Whenever I'm asked that question I think of the fourteen-year-old girl I taught in a Glasgow school, whose weekly stories were as good as many a first novel, and more mature than some. I could teach her nothing. I was her copyeditor merely, pointing out the odd spelling mistake. It goes against my educationist grain to say this, but faced with that you just know that great writers are born.
Correct me if I'm wrong, but I think Carver said the same, and the fact that American universities have produced so many of his clones proves the point: what you can't teach or impart, as Armitstead's article indicates, are genius or flair or originality. Technique, I agree, can be taught to some extent, and the ability to be critically self-aware. But after that, as Armitstead says, what Creative Writing courses offer are time and space and permission, and that most precious commodity of all - whatever anyone else says - contacts. And you do need all of those last, as well as sheer bloody-minded determination, because I tell you this: I was certain, absolutely certain, that that pupil of mine would be a great writer one day and I have watched out down the years for her work to appear in print, but (unless she has a pseudonym) it hasn't. (And I can't tell you how sad that makes me, even if the truth is that she simply lost interest in writing, because I'm sure we've lost out.)
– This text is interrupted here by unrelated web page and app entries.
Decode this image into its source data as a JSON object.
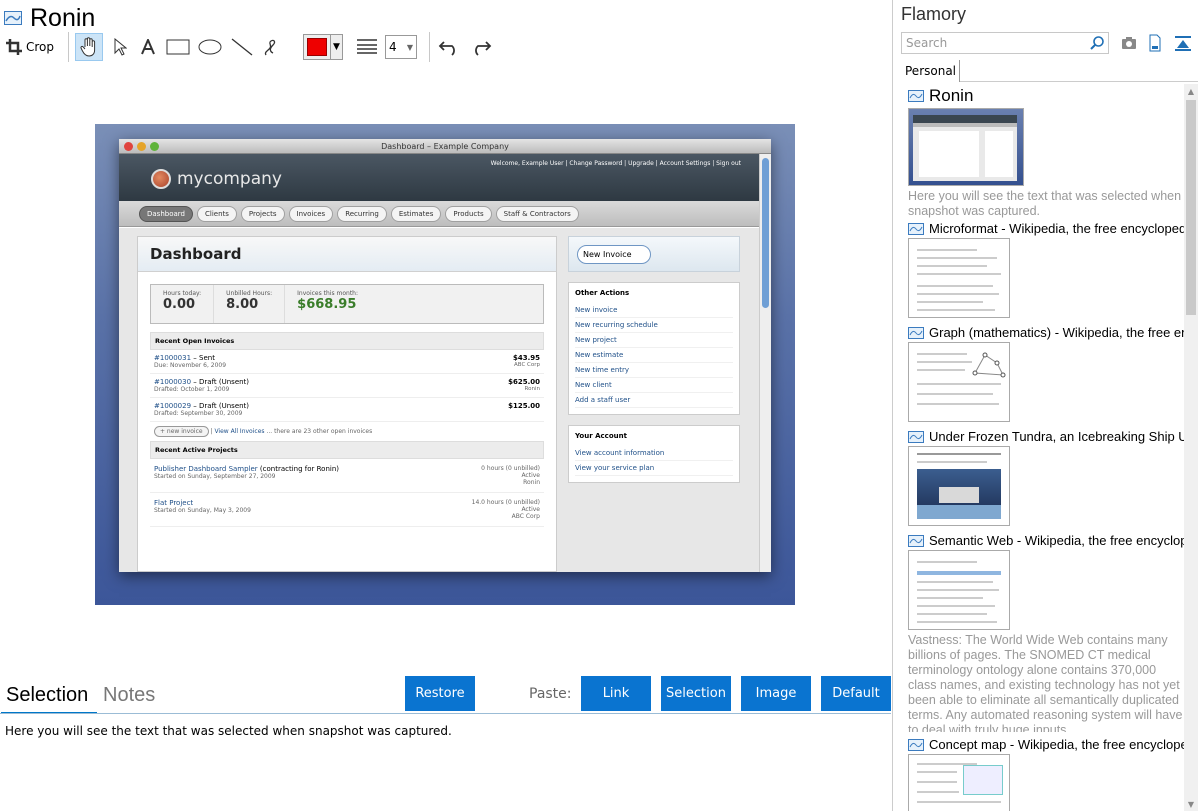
{
  "window": {
    "title": "Ronin"
  },
  "toolbar": {
    "crop_label": "Crop",
    "line_width": "4"
  },
  "snapshot": {
    "window_title": "Dashboard – Example Company",
    "logo": "mycompany",
    "top_links": "Welcome, Example User | Change Password | Upgrade | Account Settings | Sign out",
    "nav": [
      "Dashboard",
      "Clients",
      "Projects",
      "Invoices",
      "Recurring",
      "Estimates",
      "Products",
      "Staff & Contractors"
    ],
    "heading": "Dashboard",
    "stats": [
      {
        "label": "Hours today:",
        "value": "0.00"
      },
      {
        "label": "Unbilled Hours:",
        "value": "8.00"
      },
      {
        "label": "Invoices this month:",
        "value": "$668.95"
      }
    ],
    "invoices_heading": "Recent Open Invoices",
    "invoices": [
      {
        "id": "#1000031",
        "status": "– Sent",
        "sub": "Due: November 6, 2009",
        "amount": "$43.95",
        "client": "ABC Corp"
      },
      {
        "id": "#1000030",
        "status": "– Draft (Unsent)",
        "sub": "Drafted: October 1, 2009",
        "amount": "$625.00",
        "client": "Ronin"
      },
      {
        "id": "#1000029",
        "status": "– Draft (Unsent)",
        "sub": "Drafted: September 30, 2009",
        "amount": "$125.00",
        "client": ""
      }
    ],
    "invoice_footer_btn": "+ new invoice",
    "invoice_footer_link": "View All Invoices",
    "invoice_footer_text": "... there are 23 other open invoices",
    "projects_heading": "Recent Active Projects",
    "projects": [
      {
        "name": "Publisher Dashboard Sampler",
        "extra": "(contracting for Ronin)",
        "sub": "Started on Sunday, September 27, 2009",
        "hours": "0 hours (0 unbilled)",
        "state": "Active",
        "client": "Ronin"
      },
      {
        "name": "Flat Project",
        "extra": "",
        "sub": "Started on Sunday, May 3, 2009",
        "hours": "14.0 hours (0 unbilled)",
        "state": "Active",
        "client": "ABC Corp"
      }
    ],
    "new_invoice": "New Invoice",
    "other_actions_heading": "Other Actions",
    "other_actions": [
      "New invoice",
      "New recurring schedule",
      "New project",
      "New estimate",
      "New time entry",
      "New client",
      "Add a staff user"
    ],
    "account_heading": "Your Account",
    "account_links": [
      "View account information",
      "View your service plan"
    ]
  },
  "bottom": {
    "tab_selection": "Selection",
    "tab_notes": "Notes",
    "restore": "Restore",
    "paste_label": "Paste:",
    "paste_buttons": [
      "Link",
      "Selection",
      "Image",
      "Default"
    ],
    "selection_text": "Here you will see the text that was selected when snapshot was captured."
  },
  "side": {
    "title": "Flamory",
    "search_placeholder": "Search",
    "tab": "Personal",
    "items": [
      {
        "title": "Ronin",
        "desc": "Here you will see the text that was selected when snapshot was captured."
      },
      {
        "title": "Microformat - Wikipedia, the free encyclopedia"
      },
      {
        "title": "Graph (mathematics) - Wikipedia, the free ency"
      },
      {
        "title": "Under Frozen Tundra, an Icebreaking Ship Unco"
      },
      {
        "title": "Semantic Web - Wikipedia, the free encycloped",
        "desc": "Vastness: The World Wide Web contains many billions of pages. The SNOMED CT medical terminology ontology alone contains 370,000 class names, and existing technology has not yet been able to eliminate all semantically duplicated terms. Any automated reasoning system will have to deal with truly huge inputs."
      },
      {
        "title": "Concept map - Wikipedia, the free encyclopedi"
      }
    ]
  }
}
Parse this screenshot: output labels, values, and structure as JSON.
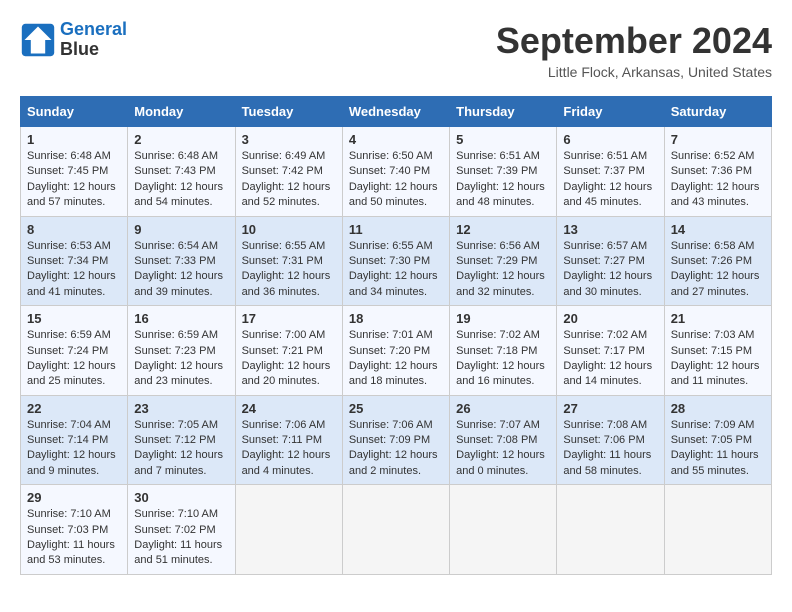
{
  "header": {
    "logo_line1": "General",
    "logo_line2": "Blue",
    "title": "September 2024",
    "location": "Little Flock, Arkansas, United States"
  },
  "calendar": {
    "days_of_week": [
      "Sunday",
      "Monday",
      "Tuesday",
      "Wednesday",
      "Thursday",
      "Friday",
      "Saturday"
    ],
    "weeks": [
      [
        null,
        null,
        {
          "day": "1",
          "sunrise": "6:48 AM",
          "sunset": "7:45 PM",
          "daylight": "12 hours and 57 minutes."
        },
        {
          "day": "2",
          "sunrise": "6:48 AM",
          "sunset": "7:43 PM",
          "daylight": "12 hours and 54 minutes."
        },
        {
          "day": "3",
          "sunrise": "6:49 AM",
          "sunset": "7:42 PM",
          "daylight": "12 hours and 52 minutes."
        },
        {
          "day": "4",
          "sunrise": "6:50 AM",
          "sunset": "7:40 PM",
          "daylight": "12 hours and 50 minutes."
        },
        {
          "day": "5",
          "sunrise": "6:51 AM",
          "sunset": "7:39 PM",
          "daylight": "12 hours and 48 minutes."
        },
        {
          "day": "6",
          "sunrise": "6:51 AM",
          "sunset": "7:37 PM",
          "daylight": "12 hours and 45 minutes."
        },
        {
          "day": "7",
          "sunrise": "6:52 AM",
          "sunset": "7:36 PM",
          "daylight": "12 hours and 43 minutes."
        }
      ],
      [
        {
          "day": "8",
          "sunrise": "6:53 AM",
          "sunset": "7:34 PM",
          "daylight": "12 hours and 41 minutes."
        },
        {
          "day": "9",
          "sunrise": "6:54 AM",
          "sunset": "7:33 PM",
          "daylight": "12 hours and 39 minutes."
        },
        {
          "day": "10",
          "sunrise": "6:55 AM",
          "sunset": "7:31 PM",
          "daylight": "12 hours and 36 minutes."
        },
        {
          "day": "11",
          "sunrise": "6:55 AM",
          "sunset": "7:30 PM",
          "daylight": "12 hours and 34 minutes."
        },
        {
          "day": "12",
          "sunrise": "6:56 AM",
          "sunset": "7:29 PM",
          "daylight": "12 hours and 32 minutes."
        },
        {
          "day": "13",
          "sunrise": "6:57 AM",
          "sunset": "7:27 PM",
          "daylight": "12 hours and 30 minutes."
        },
        {
          "day": "14",
          "sunrise": "6:58 AM",
          "sunset": "7:26 PM",
          "daylight": "12 hours and 27 minutes."
        }
      ],
      [
        {
          "day": "15",
          "sunrise": "6:59 AM",
          "sunset": "7:24 PM",
          "daylight": "12 hours and 25 minutes."
        },
        {
          "day": "16",
          "sunrise": "6:59 AM",
          "sunset": "7:23 PM",
          "daylight": "12 hours and 23 minutes."
        },
        {
          "day": "17",
          "sunrise": "7:00 AM",
          "sunset": "7:21 PM",
          "daylight": "12 hours and 20 minutes."
        },
        {
          "day": "18",
          "sunrise": "7:01 AM",
          "sunset": "7:20 PM",
          "daylight": "12 hours and 18 minutes."
        },
        {
          "day": "19",
          "sunrise": "7:02 AM",
          "sunset": "7:18 PM",
          "daylight": "12 hours and 16 minutes."
        },
        {
          "day": "20",
          "sunrise": "7:02 AM",
          "sunset": "7:17 PM",
          "daylight": "12 hours and 14 minutes."
        },
        {
          "day": "21",
          "sunrise": "7:03 AM",
          "sunset": "7:15 PM",
          "daylight": "12 hours and 11 minutes."
        }
      ],
      [
        {
          "day": "22",
          "sunrise": "7:04 AM",
          "sunset": "7:14 PM",
          "daylight": "12 hours and 9 minutes."
        },
        {
          "day": "23",
          "sunrise": "7:05 AM",
          "sunset": "7:12 PM",
          "daylight": "12 hours and 7 minutes."
        },
        {
          "day": "24",
          "sunrise": "7:06 AM",
          "sunset": "7:11 PM",
          "daylight": "12 hours and 4 minutes."
        },
        {
          "day": "25",
          "sunrise": "7:06 AM",
          "sunset": "7:09 PM",
          "daylight": "12 hours and 2 minutes."
        },
        {
          "day": "26",
          "sunrise": "7:07 AM",
          "sunset": "7:08 PM",
          "daylight": "12 hours and 0 minutes."
        },
        {
          "day": "27",
          "sunrise": "7:08 AM",
          "sunset": "7:06 PM",
          "daylight": "11 hours and 58 minutes."
        },
        {
          "day": "28",
          "sunrise": "7:09 AM",
          "sunset": "7:05 PM",
          "daylight": "11 hours and 55 minutes."
        }
      ],
      [
        {
          "day": "29",
          "sunrise": "7:10 AM",
          "sunset": "7:03 PM",
          "daylight": "11 hours and 53 minutes."
        },
        {
          "day": "30",
          "sunrise": "7:10 AM",
          "sunset": "7:02 PM",
          "daylight": "11 hours and 51 minutes."
        },
        null,
        null,
        null,
        null,
        null
      ]
    ]
  }
}
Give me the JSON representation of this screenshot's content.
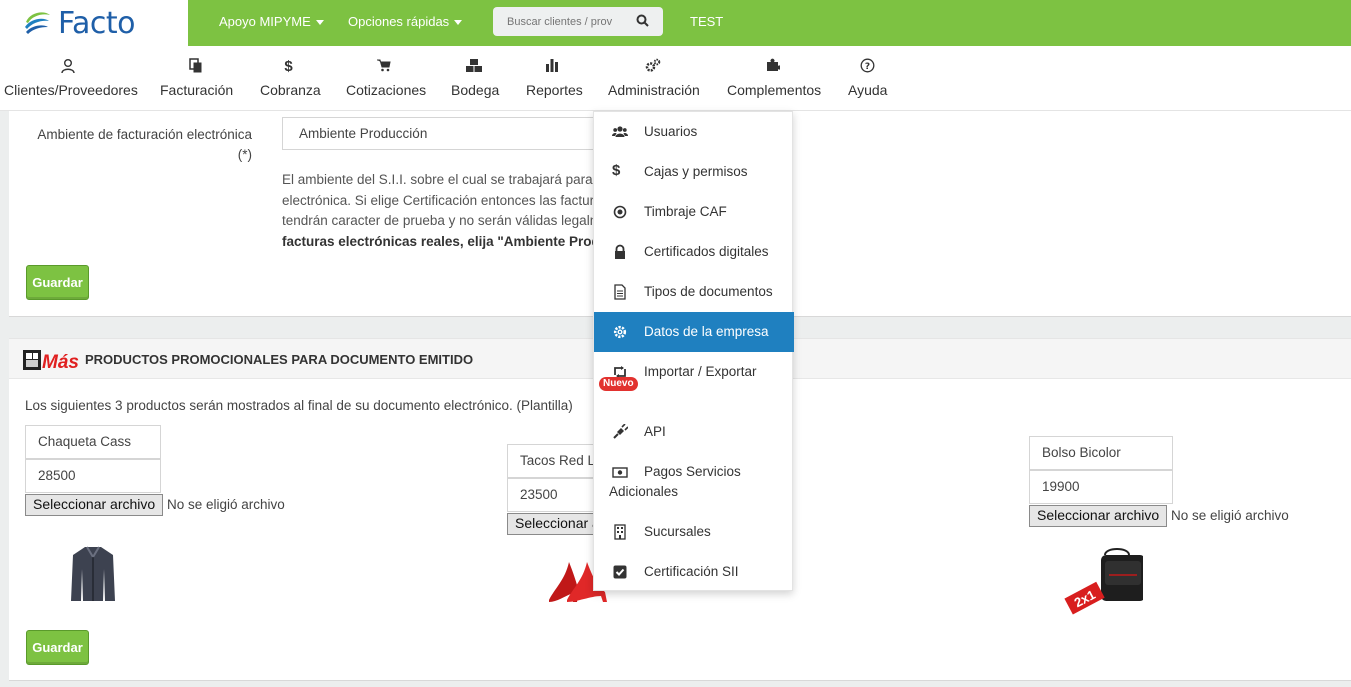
{
  "brand": {
    "name": "Facto"
  },
  "topbar": {
    "apoyo": "Apoyo MIPYME",
    "opciones": "Opciones rápidas",
    "search_placeholder": "Buscar clientes / prov",
    "test": "TEST"
  },
  "menu": [
    {
      "label": "Clientes/Proveedores",
      "icon": "user-icon"
    },
    {
      "label": "Facturación",
      "icon": "documents-icon"
    },
    {
      "label": "Cobranza",
      "icon": "dollar-icon"
    },
    {
      "label": "Cotizaciones",
      "icon": "cart-icon"
    },
    {
      "label": "Bodega",
      "icon": "boxes-icon"
    },
    {
      "label": "Reportes",
      "icon": "bar-chart-icon"
    },
    {
      "label": "Administración",
      "icon": "gears-icon"
    },
    {
      "label": "Complementos",
      "icon": "puzzle-icon"
    },
    {
      "label": "Ayuda",
      "icon": "question-icon"
    }
  ],
  "ambiente": {
    "label_line1": "Ambiente de facturación electrónica",
    "label_line2": "(*)",
    "value": "Ambiente Producción",
    "help_lines": [
      "El ambiente del S.I.I. sobre el cual se trabajará para la",
      "electrónica. Si elige Certificación entonces las factura",
      "tendrán caracter de prueba y no serán válidas legalm"
    ],
    "help_bold": "facturas electrónicas reales, elija \"Ambiente Produ",
    "save": "Guardar"
  },
  "promo": {
    "logo_text": "Más",
    "title": "PRODUCTOS PROMOCIONALES PARA DOCUMENTO EMITIDO",
    "description": "Los siguientes 3 productos serán mostrados al final de su documento electrónico. (Plantilla)",
    "products": [
      {
        "name": "Chaqueta Cass",
        "price": "28500",
        "file_button": "Seleccionar archivo",
        "file_status": "No se eligió archivo"
      },
      {
        "name": "Tacos Red Li",
        "price": "23500",
        "file_button": "Seleccionar a",
        "file_status": ""
      },
      {
        "name": "Bolso Bicolor",
        "price": "19900",
        "file_button": "Seleccionar archivo",
        "file_status": "No se eligió archivo"
      }
    ],
    "bag_tag": "2x1",
    "save": "Guardar"
  },
  "dropdown": {
    "items": [
      {
        "label": "Usuarios",
        "icon": "users-icon"
      },
      {
        "label": "Cajas y permisos",
        "icon": "dollar-icon"
      },
      {
        "label": "Timbraje CAF",
        "icon": "target-icon"
      },
      {
        "label": "Certificados digitales",
        "icon": "lock-icon"
      },
      {
        "label": "Tipos de documentos",
        "icon": "file-icon"
      },
      {
        "label": "Datos de la empresa",
        "icon": "gear-icon",
        "active": true
      },
      {
        "label": "Importar / Exportar",
        "icon": "retweet-icon",
        "badge": "Nuevo"
      },
      {
        "label": "API",
        "icon": "plug-icon"
      },
      {
        "label": "Pagos Servicios",
        "label2": "Adicionales",
        "icon": "money-icon"
      },
      {
        "label": "Sucursales",
        "icon": "building-icon"
      },
      {
        "label": "Certificación SII",
        "icon": "checkbox-icon"
      }
    ],
    "active_color": "#1f80c0"
  },
  "colors": {
    "brand_green": "#7dc242",
    "brand_blue": "#1f5fa8",
    "active_blue": "#1f80c0"
  }
}
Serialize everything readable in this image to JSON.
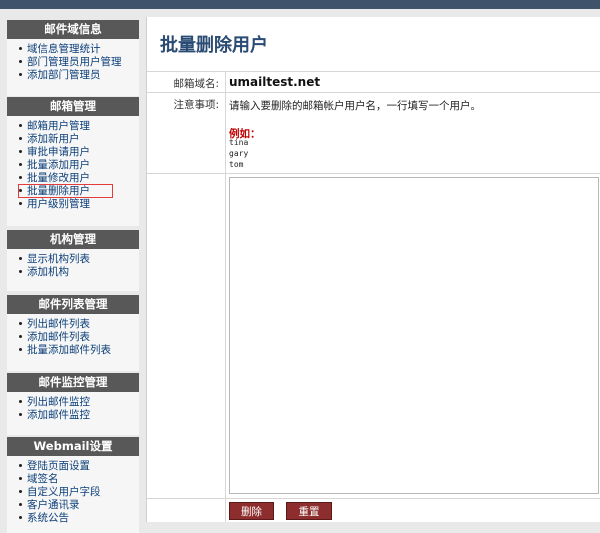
{
  "sidebar": {
    "sections": [
      {
        "title": "邮件域信息",
        "items": [
          "域信息管理统计",
          "部门管理员用户管理",
          "添加部门管理员"
        ]
      },
      {
        "title": "邮箱管理",
        "items": [
          "邮箱用户管理",
          "添加新用户",
          "审批申请用户",
          "批量添加用户",
          "批量修改用户",
          "批量删除用户",
          "用户级别管理"
        ]
      },
      {
        "title": "机构管理",
        "items": [
          "显示机构列表",
          "添加机构"
        ]
      },
      {
        "title": "邮件列表管理",
        "items": [
          "列出邮件列表",
          "添加邮件列表",
          "批量添加邮件列表"
        ]
      },
      {
        "title": "邮件监控管理",
        "items": [
          "列出邮件监控",
          "添加邮件监控"
        ]
      },
      {
        "title": "Webmail设置",
        "items": [
          "登陆页面设置",
          "域签名",
          "自定义用户字段",
          "客户通讯录",
          "系统公告"
        ]
      }
    ],
    "active_item": "批量删除用户"
  },
  "main": {
    "title": "批量删除用户",
    "domain_label": "邮箱域名:",
    "domain_value": "umailtest.net",
    "note_label": "注意事项:",
    "note_text": "请输入要删除的邮箱帐户用户名，一行填写一个用户。",
    "example_label": "例如：",
    "example_lines": [
      "tina",
      "gary",
      "tom"
    ],
    "textarea_value": "",
    "delete_button": "删除",
    "reset_button": "重置"
  }
}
Armitstead's article ends on a sour note, though, and suggests a dispiriting cynicism behind Martin Amis's recent appointment at Manchester:
The boom is not so much about making great writers as about universities trying to attract students and making more money by appealing to young people with impossible dreams.In my experience, they're often not so young, actually, and when publishers are on the lookout for babes in arms... Well, do the maths.